SUPPLIED MATERIAL:

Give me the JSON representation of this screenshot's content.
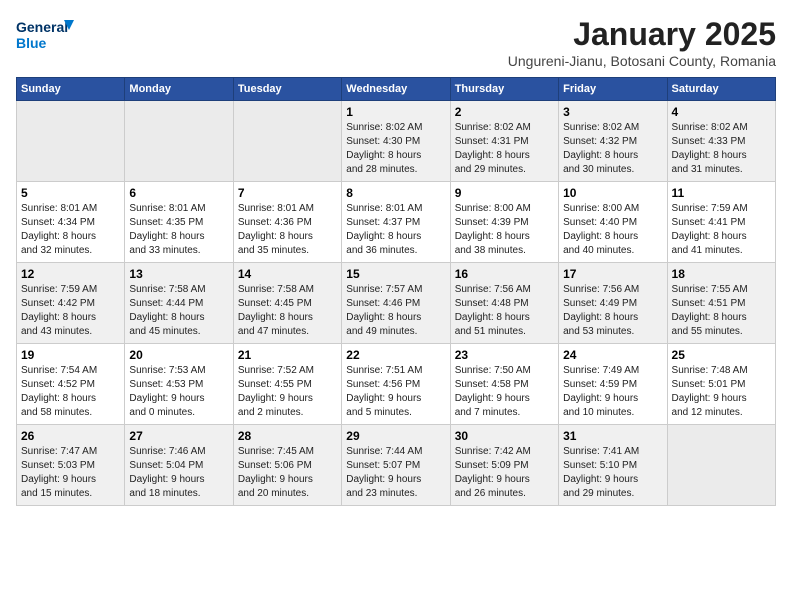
{
  "logo": {
    "general": "General",
    "blue": "Blue"
  },
  "header": {
    "title": "January 2025",
    "subtitle": "Ungureni-Jianu, Botosani County, Romania"
  },
  "weekdays": [
    "Sunday",
    "Monday",
    "Tuesday",
    "Wednesday",
    "Thursday",
    "Friday",
    "Saturday"
  ],
  "weeks": [
    [
      {
        "day": "",
        "info": ""
      },
      {
        "day": "",
        "info": ""
      },
      {
        "day": "",
        "info": ""
      },
      {
        "day": "1",
        "info": "Sunrise: 8:02 AM\nSunset: 4:30 PM\nDaylight: 8 hours\nand 28 minutes."
      },
      {
        "day": "2",
        "info": "Sunrise: 8:02 AM\nSunset: 4:31 PM\nDaylight: 8 hours\nand 29 minutes."
      },
      {
        "day": "3",
        "info": "Sunrise: 8:02 AM\nSunset: 4:32 PM\nDaylight: 8 hours\nand 30 minutes."
      },
      {
        "day": "4",
        "info": "Sunrise: 8:02 AM\nSunset: 4:33 PM\nDaylight: 8 hours\nand 31 minutes."
      }
    ],
    [
      {
        "day": "5",
        "info": "Sunrise: 8:01 AM\nSunset: 4:34 PM\nDaylight: 8 hours\nand 32 minutes."
      },
      {
        "day": "6",
        "info": "Sunrise: 8:01 AM\nSunset: 4:35 PM\nDaylight: 8 hours\nand 33 minutes."
      },
      {
        "day": "7",
        "info": "Sunrise: 8:01 AM\nSunset: 4:36 PM\nDaylight: 8 hours\nand 35 minutes."
      },
      {
        "day": "8",
        "info": "Sunrise: 8:01 AM\nSunset: 4:37 PM\nDaylight: 8 hours\nand 36 minutes."
      },
      {
        "day": "9",
        "info": "Sunrise: 8:00 AM\nSunset: 4:39 PM\nDaylight: 8 hours\nand 38 minutes."
      },
      {
        "day": "10",
        "info": "Sunrise: 8:00 AM\nSunset: 4:40 PM\nDaylight: 8 hours\nand 40 minutes."
      },
      {
        "day": "11",
        "info": "Sunrise: 7:59 AM\nSunset: 4:41 PM\nDaylight: 8 hours\nand 41 minutes."
      }
    ],
    [
      {
        "day": "12",
        "info": "Sunrise: 7:59 AM\nSunset: 4:42 PM\nDaylight: 8 hours\nand 43 minutes."
      },
      {
        "day": "13",
        "info": "Sunrise: 7:58 AM\nSunset: 4:44 PM\nDaylight: 8 hours\nand 45 minutes."
      },
      {
        "day": "14",
        "info": "Sunrise: 7:58 AM\nSunset: 4:45 PM\nDaylight: 8 hours\nand 47 minutes."
      },
      {
        "day": "15",
        "info": "Sunrise: 7:57 AM\nSunset: 4:46 PM\nDaylight: 8 hours\nand 49 minutes."
      },
      {
        "day": "16",
        "info": "Sunrise: 7:56 AM\nSunset: 4:48 PM\nDaylight: 8 hours\nand 51 minutes."
      },
      {
        "day": "17",
        "info": "Sunrise: 7:56 AM\nSunset: 4:49 PM\nDaylight: 8 hours\nand 53 minutes."
      },
      {
        "day": "18",
        "info": "Sunrise: 7:55 AM\nSunset: 4:51 PM\nDaylight: 8 hours\nand 55 minutes."
      }
    ],
    [
      {
        "day": "19",
        "info": "Sunrise: 7:54 AM\nSunset: 4:52 PM\nDaylight: 8 hours\nand 58 minutes."
      },
      {
        "day": "20",
        "info": "Sunrise: 7:53 AM\nSunset: 4:53 PM\nDaylight: 9 hours\nand 0 minutes."
      },
      {
        "day": "21",
        "info": "Sunrise: 7:52 AM\nSunset: 4:55 PM\nDaylight: 9 hours\nand 2 minutes."
      },
      {
        "day": "22",
        "info": "Sunrise: 7:51 AM\nSunset: 4:56 PM\nDaylight: 9 hours\nand 5 minutes."
      },
      {
        "day": "23",
        "info": "Sunrise: 7:50 AM\nSunset: 4:58 PM\nDaylight: 9 hours\nand 7 minutes."
      },
      {
        "day": "24",
        "info": "Sunrise: 7:49 AM\nSunset: 4:59 PM\nDaylight: 9 hours\nand 10 minutes."
      },
      {
        "day": "25",
        "info": "Sunrise: 7:48 AM\nSunset: 5:01 PM\nDaylight: 9 hours\nand 12 minutes."
      }
    ],
    [
      {
        "day": "26",
        "info": "Sunrise: 7:47 AM\nSunset: 5:03 PM\nDaylight: 9 hours\nand 15 minutes."
      },
      {
        "day": "27",
        "info": "Sunrise: 7:46 AM\nSunset: 5:04 PM\nDaylight: 9 hours\nand 18 minutes."
      },
      {
        "day": "28",
        "info": "Sunrise: 7:45 AM\nSunset: 5:06 PM\nDaylight: 9 hours\nand 20 minutes."
      },
      {
        "day": "29",
        "info": "Sunrise: 7:44 AM\nSunset: 5:07 PM\nDaylight: 9 hours\nand 23 minutes."
      },
      {
        "day": "30",
        "info": "Sunrise: 7:42 AM\nSunset: 5:09 PM\nDaylight: 9 hours\nand 26 minutes."
      },
      {
        "day": "31",
        "info": "Sunrise: 7:41 AM\nSunset: 5:10 PM\nDaylight: 9 hours\nand 29 minutes."
      },
      {
        "day": "",
        "info": ""
      }
    ]
  ]
}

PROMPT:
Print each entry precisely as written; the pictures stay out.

SOLVED EXERCISE:
Give me the JSON representation of this screenshot's content.
{
  "logo": {
    "general": "General",
    "blue": "Blue"
  },
  "header": {
    "title": "January 2025",
    "subtitle": "Ungureni-Jianu, Botosani County, Romania"
  },
  "weekdays": [
    "Sunday",
    "Monday",
    "Tuesday",
    "Wednesday",
    "Thursday",
    "Friday",
    "Saturday"
  ],
  "weeks": [
    [
      {
        "day": "",
        "info": ""
      },
      {
        "day": "",
        "info": ""
      },
      {
        "day": "",
        "info": ""
      },
      {
        "day": "1",
        "info": "Sunrise: 8:02 AM\nSunset: 4:30 PM\nDaylight: 8 hours\nand 28 minutes."
      },
      {
        "day": "2",
        "info": "Sunrise: 8:02 AM\nSunset: 4:31 PM\nDaylight: 8 hours\nand 29 minutes."
      },
      {
        "day": "3",
        "info": "Sunrise: 8:02 AM\nSunset: 4:32 PM\nDaylight: 8 hours\nand 30 minutes."
      },
      {
        "day": "4",
        "info": "Sunrise: 8:02 AM\nSunset: 4:33 PM\nDaylight: 8 hours\nand 31 minutes."
      }
    ],
    [
      {
        "day": "5",
        "info": "Sunrise: 8:01 AM\nSunset: 4:34 PM\nDaylight: 8 hours\nand 32 minutes."
      },
      {
        "day": "6",
        "info": "Sunrise: 8:01 AM\nSunset: 4:35 PM\nDaylight: 8 hours\nand 33 minutes."
      },
      {
        "day": "7",
        "info": "Sunrise: 8:01 AM\nSunset: 4:36 PM\nDaylight: 8 hours\nand 35 minutes."
      },
      {
        "day": "8",
        "info": "Sunrise: 8:01 AM\nSunset: 4:37 PM\nDaylight: 8 hours\nand 36 minutes."
      },
      {
        "day": "9",
        "info": "Sunrise: 8:00 AM\nSunset: 4:39 PM\nDaylight: 8 hours\nand 38 minutes."
      },
      {
        "day": "10",
        "info": "Sunrise: 8:00 AM\nSunset: 4:40 PM\nDaylight: 8 hours\nand 40 minutes."
      },
      {
        "day": "11",
        "info": "Sunrise: 7:59 AM\nSunset: 4:41 PM\nDaylight: 8 hours\nand 41 minutes."
      }
    ],
    [
      {
        "day": "12",
        "info": "Sunrise: 7:59 AM\nSunset: 4:42 PM\nDaylight: 8 hours\nand 43 minutes."
      },
      {
        "day": "13",
        "info": "Sunrise: 7:58 AM\nSunset: 4:44 PM\nDaylight: 8 hours\nand 45 minutes."
      },
      {
        "day": "14",
        "info": "Sunrise: 7:58 AM\nSunset: 4:45 PM\nDaylight: 8 hours\nand 47 minutes."
      },
      {
        "day": "15",
        "info": "Sunrise: 7:57 AM\nSunset: 4:46 PM\nDaylight: 8 hours\nand 49 minutes."
      },
      {
        "day": "16",
        "info": "Sunrise: 7:56 AM\nSunset: 4:48 PM\nDaylight: 8 hours\nand 51 minutes."
      },
      {
        "day": "17",
        "info": "Sunrise: 7:56 AM\nSunset: 4:49 PM\nDaylight: 8 hours\nand 53 minutes."
      },
      {
        "day": "18",
        "info": "Sunrise: 7:55 AM\nSunset: 4:51 PM\nDaylight: 8 hours\nand 55 minutes."
      }
    ],
    [
      {
        "day": "19",
        "info": "Sunrise: 7:54 AM\nSunset: 4:52 PM\nDaylight: 8 hours\nand 58 minutes."
      },
      {
        "day": "20",
        "info": "Sunrise: 7:53 AM\nSunset: 4:53 PM\nDaylight: 9 hours\nand 0 minutes."
      },
      {
        "day": "21",
        "info": "Sunrise: 7:52 AM\nSunset: 4:55 PM\nDaylight: 9 hours\nand 2 minutes."
      },
      {
        "day": "22",
        "info": "Sunrise: 7:51 AM\nSunset: 4:56 PM\nDaylight: 9 hours\nand 5 minutes."
      },
      {
        "day": "23",
        "info": "Sunrise: 7:50 AM\nSunset: 4:58 PM\nDaylight: 9 hours\nand 7 minutes."
      },
      {
        "day": "24",
        "info": "Sunrise: 7:49 AM\nSunset: 4:59 PM\nDaylight: 9 hours\nand 10 minutes."
      },
      {
        "day": "25",
        "info": "Sunrise: 7:48 AM\nSunset: 5:01 PM\nDaylight: 9 hours\nand 12 minutes."
      }
    ],
    [
      {
        "day": "26",
        "info": "Sunrise: 7:47 AM\nSunset: 5:03 PM\nDaylight: 9 hours\nand 15 minutes."
      },
      {
        "day": "27",
        "info": "Sunrise: 7:46 AM\nSunset: 5:04 PM\nDaylight: 9 hours\nand 18 minutes."
      },
      {
        "day": "28",
        "info": "Sunrise: 7:45 AM\nSunset: 5:06 PM\nDaylight: 9 hours\nand 20 minutes."
      },
      {
        "day": "29",
        "info": "Sunrise: 7:44 AM\nSunset: 5:07 PM\nDaylight: 9 hours\nand 23 minutes."
      },
      {
        "day": "30",
        "info": "Sunrise: 7:42 AM\nSunset: 5:09 PM\nDaylight: 9 hours\nand 26 minutes."
      },
      {
        "day": "31",
        "info": "Sunrise: 7:41 AM\nSunset: 5:10 PM\nDaylight: 9 hours\nand 29 minutes."
      },
      {
        "day": "",
        "info": ""
      }
    ]
  ]
}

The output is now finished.